== EXERCISE AIM ==
Across the records that follow, give the number of lines containing the word "Nubes" and nothing else.

== PROVIDED RECORDS ==
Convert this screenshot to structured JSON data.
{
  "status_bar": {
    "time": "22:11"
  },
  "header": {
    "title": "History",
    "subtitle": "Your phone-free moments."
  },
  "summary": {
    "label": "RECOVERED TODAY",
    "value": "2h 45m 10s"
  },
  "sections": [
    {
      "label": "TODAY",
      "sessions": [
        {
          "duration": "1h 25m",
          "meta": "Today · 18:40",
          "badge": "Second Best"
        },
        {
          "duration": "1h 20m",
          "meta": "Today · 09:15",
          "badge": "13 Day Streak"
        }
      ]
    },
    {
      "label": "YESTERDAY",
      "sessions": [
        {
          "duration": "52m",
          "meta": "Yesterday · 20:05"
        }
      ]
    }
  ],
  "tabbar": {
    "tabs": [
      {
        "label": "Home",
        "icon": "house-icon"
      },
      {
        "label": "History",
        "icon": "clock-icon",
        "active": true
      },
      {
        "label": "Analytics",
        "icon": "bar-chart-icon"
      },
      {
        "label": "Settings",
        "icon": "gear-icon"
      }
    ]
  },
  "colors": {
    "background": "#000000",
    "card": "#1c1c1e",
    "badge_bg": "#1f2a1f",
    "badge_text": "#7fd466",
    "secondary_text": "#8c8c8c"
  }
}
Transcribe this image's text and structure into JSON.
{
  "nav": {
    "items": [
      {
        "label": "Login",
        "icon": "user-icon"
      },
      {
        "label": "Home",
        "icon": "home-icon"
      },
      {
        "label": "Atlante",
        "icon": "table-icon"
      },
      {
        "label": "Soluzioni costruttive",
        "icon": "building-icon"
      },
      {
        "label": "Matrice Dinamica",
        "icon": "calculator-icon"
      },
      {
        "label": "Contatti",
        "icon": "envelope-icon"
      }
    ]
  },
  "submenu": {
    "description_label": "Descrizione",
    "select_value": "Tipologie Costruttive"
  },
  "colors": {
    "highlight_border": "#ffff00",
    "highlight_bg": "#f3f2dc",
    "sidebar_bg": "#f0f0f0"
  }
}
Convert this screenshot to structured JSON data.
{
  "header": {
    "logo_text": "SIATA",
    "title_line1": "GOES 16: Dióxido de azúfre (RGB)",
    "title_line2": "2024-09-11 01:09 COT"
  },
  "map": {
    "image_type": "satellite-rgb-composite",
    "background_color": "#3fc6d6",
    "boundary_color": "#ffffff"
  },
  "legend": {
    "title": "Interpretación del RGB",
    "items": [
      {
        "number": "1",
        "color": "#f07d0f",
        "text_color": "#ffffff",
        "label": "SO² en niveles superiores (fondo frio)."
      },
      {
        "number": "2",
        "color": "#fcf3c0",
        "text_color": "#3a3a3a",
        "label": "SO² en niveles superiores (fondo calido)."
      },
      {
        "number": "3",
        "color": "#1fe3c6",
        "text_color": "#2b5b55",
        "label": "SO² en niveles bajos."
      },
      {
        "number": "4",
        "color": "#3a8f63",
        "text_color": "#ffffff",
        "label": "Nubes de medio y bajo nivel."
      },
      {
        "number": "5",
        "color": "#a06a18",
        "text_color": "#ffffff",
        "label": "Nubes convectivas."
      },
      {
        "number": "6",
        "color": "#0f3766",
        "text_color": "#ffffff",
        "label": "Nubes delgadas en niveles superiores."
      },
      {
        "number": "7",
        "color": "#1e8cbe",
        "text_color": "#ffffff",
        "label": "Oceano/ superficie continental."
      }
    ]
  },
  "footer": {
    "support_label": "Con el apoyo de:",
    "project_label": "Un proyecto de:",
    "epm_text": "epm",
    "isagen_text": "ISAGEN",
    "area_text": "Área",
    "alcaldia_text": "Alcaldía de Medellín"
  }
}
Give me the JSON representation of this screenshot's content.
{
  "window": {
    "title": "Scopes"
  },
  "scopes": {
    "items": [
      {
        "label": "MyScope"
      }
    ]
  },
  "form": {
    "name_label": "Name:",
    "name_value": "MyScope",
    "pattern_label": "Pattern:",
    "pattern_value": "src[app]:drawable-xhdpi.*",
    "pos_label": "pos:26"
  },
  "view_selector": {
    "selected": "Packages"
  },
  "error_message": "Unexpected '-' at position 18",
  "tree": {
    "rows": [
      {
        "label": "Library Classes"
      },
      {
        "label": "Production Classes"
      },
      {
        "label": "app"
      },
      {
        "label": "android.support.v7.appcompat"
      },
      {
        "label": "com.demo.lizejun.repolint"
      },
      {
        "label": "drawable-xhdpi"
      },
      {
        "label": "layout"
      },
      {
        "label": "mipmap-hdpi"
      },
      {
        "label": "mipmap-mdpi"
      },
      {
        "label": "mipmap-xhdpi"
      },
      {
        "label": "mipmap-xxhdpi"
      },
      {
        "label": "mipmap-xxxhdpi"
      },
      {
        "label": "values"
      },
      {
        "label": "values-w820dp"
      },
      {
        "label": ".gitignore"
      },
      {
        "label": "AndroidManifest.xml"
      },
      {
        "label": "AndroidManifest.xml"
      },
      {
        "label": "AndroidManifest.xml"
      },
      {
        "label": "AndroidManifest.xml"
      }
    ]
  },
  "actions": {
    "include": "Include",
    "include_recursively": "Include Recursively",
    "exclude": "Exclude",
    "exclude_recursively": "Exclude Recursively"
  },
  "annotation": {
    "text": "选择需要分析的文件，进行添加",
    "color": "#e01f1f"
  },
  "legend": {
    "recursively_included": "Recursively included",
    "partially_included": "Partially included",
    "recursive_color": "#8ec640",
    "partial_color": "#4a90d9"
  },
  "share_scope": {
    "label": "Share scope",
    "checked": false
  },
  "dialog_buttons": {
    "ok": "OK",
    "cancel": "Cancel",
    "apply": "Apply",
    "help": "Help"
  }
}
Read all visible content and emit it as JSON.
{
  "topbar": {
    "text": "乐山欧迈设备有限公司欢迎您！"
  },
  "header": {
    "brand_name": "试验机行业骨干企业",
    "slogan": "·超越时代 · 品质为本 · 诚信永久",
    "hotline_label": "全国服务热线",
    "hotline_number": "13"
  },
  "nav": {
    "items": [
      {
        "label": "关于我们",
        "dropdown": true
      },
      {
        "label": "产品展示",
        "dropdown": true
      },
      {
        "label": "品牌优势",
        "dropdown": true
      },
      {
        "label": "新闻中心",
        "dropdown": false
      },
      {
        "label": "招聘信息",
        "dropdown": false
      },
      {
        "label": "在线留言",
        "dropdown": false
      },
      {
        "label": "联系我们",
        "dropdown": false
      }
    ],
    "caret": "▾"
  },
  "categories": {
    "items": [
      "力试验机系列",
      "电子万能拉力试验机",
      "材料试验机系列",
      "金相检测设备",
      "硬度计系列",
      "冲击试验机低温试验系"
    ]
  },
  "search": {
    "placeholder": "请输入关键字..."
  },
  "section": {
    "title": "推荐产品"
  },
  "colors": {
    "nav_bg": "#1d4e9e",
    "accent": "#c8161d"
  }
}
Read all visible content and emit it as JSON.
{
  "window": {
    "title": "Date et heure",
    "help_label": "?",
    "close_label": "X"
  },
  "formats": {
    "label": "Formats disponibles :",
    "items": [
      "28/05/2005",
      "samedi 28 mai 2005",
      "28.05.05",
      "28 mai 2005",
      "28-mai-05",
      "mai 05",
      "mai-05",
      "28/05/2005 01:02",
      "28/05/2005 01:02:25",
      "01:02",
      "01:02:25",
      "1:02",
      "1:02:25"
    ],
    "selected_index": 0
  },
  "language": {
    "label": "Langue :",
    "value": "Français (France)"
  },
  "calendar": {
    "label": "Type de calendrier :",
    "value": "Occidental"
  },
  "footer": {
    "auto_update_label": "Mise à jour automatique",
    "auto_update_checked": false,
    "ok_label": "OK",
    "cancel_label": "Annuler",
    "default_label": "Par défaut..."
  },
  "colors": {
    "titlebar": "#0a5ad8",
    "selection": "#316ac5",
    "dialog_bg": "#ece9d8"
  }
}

== RESPONSE TO THE EXERCISE ==
3